|Operating system||Windows 8.1 Pro x64|
Thanks to Gigabyte for providing the system’s motherboard, Intel for the CPU and system drive, Corsair for the memory, and Antec for the PSU. And thanks to the drive makers for supplying the rest of the SSDs.
We used the following versions of our test applications:
- IOMeter 1.1.0 x64
- TR RoboBench 0.2a
- Avidemux 2.6.8 x64
- LibreOffice 18.104.22.168
- GIMP 2.8.14
- Visual Studio Community 2013
- The Elder Scrolls V: Skyrim
- Tomb Raider
- Sid Meier’s Civilization V
Some further notes on our test methods:
- To ensure consistent and repeatable results, the SSDs were secure-erased before every component of our test suite. For the IOMeter database, RoboBench write, and RoboBench copy tests, the drives were put in a simulated used state that better exposes long-term performance characteristics. Those tests are all scripted, ensuring an even playing field that gives the drives the same amount of time to recover from the initial used state.
- We run virtually all our tests three times and report the median of the results. Our sustained IOMeter test is run a second time to verify the results of the first test and additional times only if necessary. The sustained test runs for 30 minutes continuously, so it already samples performance over a long period.

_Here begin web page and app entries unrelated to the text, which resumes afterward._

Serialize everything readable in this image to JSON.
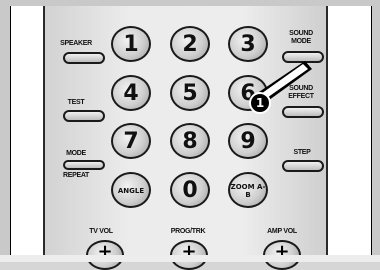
{
  "buttons": {
    "row1": [
      "1",
      "2",
      "3"
    ],
    "row2": [
      "4",
      "5",
      "6"
    ],
    "row3": [
      "7",
      "8",
      "9"
    ],
    "row4": [
      "ANGLE",
      "0",
      "ZOOM A-B"
    ]
  },
  "labels": {
    "speaker": "SPEAKER",
    "sound_mode": "SOUND MODE",
    "test": "TEST",
    "sound_effect": "SOUND EFFECT",
    "mode": "MODE",
    "repeat": "REPEAT",
    "step": "STEP",
    "tv_vol": "TV VOL",
    "prog_trk": "PROG/TRK",
    "amp_vol": "AMP VOL"
  },
  "callout": {
    "number": "1"
  },
  "plus_symbol": "+"
}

- Steps have been taken to ensure the CPU’s power-saving features don’t taint any of our results. All of the CPU’s low-power states have been disabled, effectively pegging the frequency at 3.1GHz. Transitioning between power states can affect the performance of storage benchmarks, especially when dealing with short burst transfers.
The test systems’ Windows desktop was set at 1920×1080 at 60Hz. Most of the tests and methods we employed are publicly available and reproducible. If you have questions about our methods, hit our forums to talk with us about them.

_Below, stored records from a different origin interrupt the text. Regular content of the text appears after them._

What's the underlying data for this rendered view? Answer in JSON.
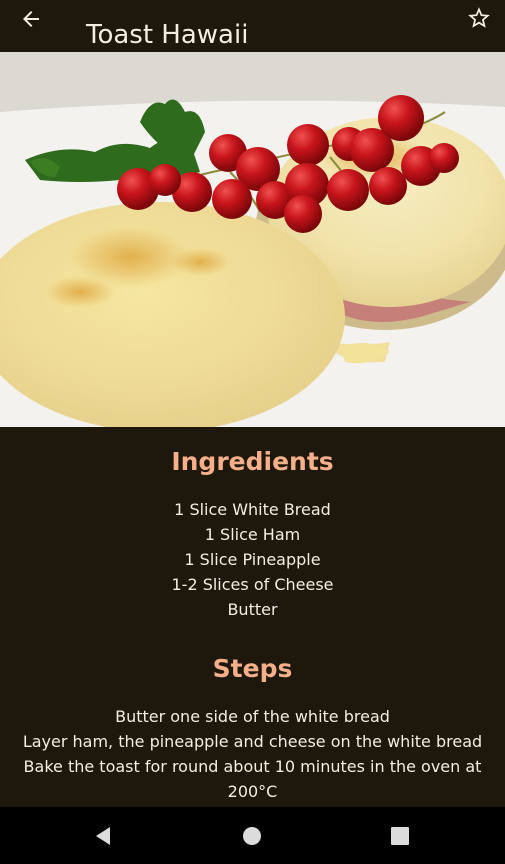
{
  "app_bar": {
    "title": "Toast Hawaii",
    "back_icon": "arrow-left-icon",
    "favorite_icon": "star-outline-icon"
  },
  "hero_image": {
    "subject": "toast-hawaii-photo"
  },
  "ingredients": {
    "heading": "Ingredients",
    "items": [
      "1 Slice White Bread",
      "1 Slice Ham",
      "1 Slice Pineapple",
      "1-2 Slices of Cheese",
      "Butter"
    ]
  },
  "steps": {
    "heading": "Steps",
    "items": [
      "Butter one side of the white bread",
      "Layer ham, the pineapple and cheese on the white bread",
      "Bake the toast for round about 10 minutes in the oven at 200°C"
    ]
  },
  "system_nav": {
    "back_icon": "triangle-back-icon",
    "home_icon": "circle-home-icon",
    "recents_icon": "square-recents-icon"
  },
  "colors": {
    "background": "#1e170b",
    "accent": "#f5b08a",
    "text": "#f3ede2",
    "nav_bar": "#000000"
  }
}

What have we learned from pitting these drives against each other? For starters, the Arc 100 continues to be a diamond in the rough. Its performance in synthetics left the Fury and Ultra II in the dust. It’s little wonder that we gave it a TR Recommended Award last year. On the other hand, that synthetic performance seems to make little difference in the real world. Neither the Fury’s sub-optimal die configuration nor the Ultra II’s TLC was a noticeable handicap in our booting and loading tests.
The question becomes, then: which one to buy? At the time of this writing, the Arc 100 goes for $92, the Ultra II for $350, and the Fury for $93. At those prices, the cost-per-gigabyte works out to be $0.38, $0.36, and $0.39, respectively. For those looking for a terabyte-class SSD, the Ultra II is a solid performer. TLC flash keeps costs down, while nCache keeps endurance and speed tolerable.

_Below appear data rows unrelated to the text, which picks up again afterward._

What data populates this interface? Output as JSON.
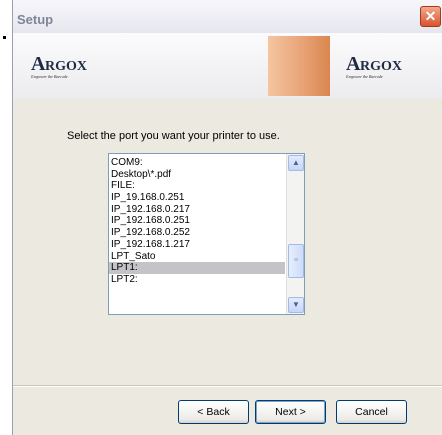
{
  "window": {
    "title": "Setup",
    "close_glyph": "✕"
  },
  "banner": {
    "logo_left": {
      "first": "A",
      "rest": "RGOX",
      "tagline": "Empower the Barcode"
    },
    "logo_right": {
      "first": "A",
      "rest": "RGOX",
      "tagline": "Empower the Barcode"
    },
    "accent_color": "#e8a377"
  },
  "prompt": "Select the port you want your printer to use.",
  "ports": {
    "items": [
      "COM9:",
      "Desktop\\*.pdf",
      "FILE:",
      "IP_19.168.0.251",
      "IP_192.168.0.217",
      "IP_192.168.0.251",
      "IP_192.168.0.252",
      "IP_192.168.1.217",
      "LPT_Sato",
      "LPT1:",
      "LPT2:"
    ],
    "selected": "LPT1:"
  },
  "buttons": {
    "back": "< Back",
    "next": "Next >",
    "cancel": "Cancel"
  }
}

If that kind of capacity doesn’t interest you, the Arc 100 is still one heck of a drive. For a fairly low price, you get performance comparable to the ever-popular Samsung 850 EVO 250GB drive. The Arc 100 straight out beats the also-popular Crucial offerings (the BX100 250GB and MX200 250GB), according to this performance chart that Geoff put together earlier this year. The Arc 100 also has the added value of 256-bit AES hardware encryption, unlike either the Fury or the Ultra II. We can’t really recommend the HyperX Fury at the price it’s going for, however. Similar prices on better-performing drives means the Fury is out of contention at its current price point.
Ultimately, our advice remains the same as it’s been for quite a while—if you’re upgrading from mechanical storage, snag just about any SSD you can get at a good price. The deciding factor will likely be one that’s not exposed by our testing. Reliability, customer service, and secondary features like hardware-level encryption are important considerations that we can’t just quantify and graph, much as we’d like to.
For those of you already on solid-state storage and looking for an upgrade, our advice is to wait if you can. The NVMe/PCIe revolution is upon us. Intel’s Z170 platform provides more PCIe lanes for fast next-generation storage than you can shake a stick at. With some help from SSD makers, we’ll hopefully have a full field of PCIe SSDs to throw at it soon.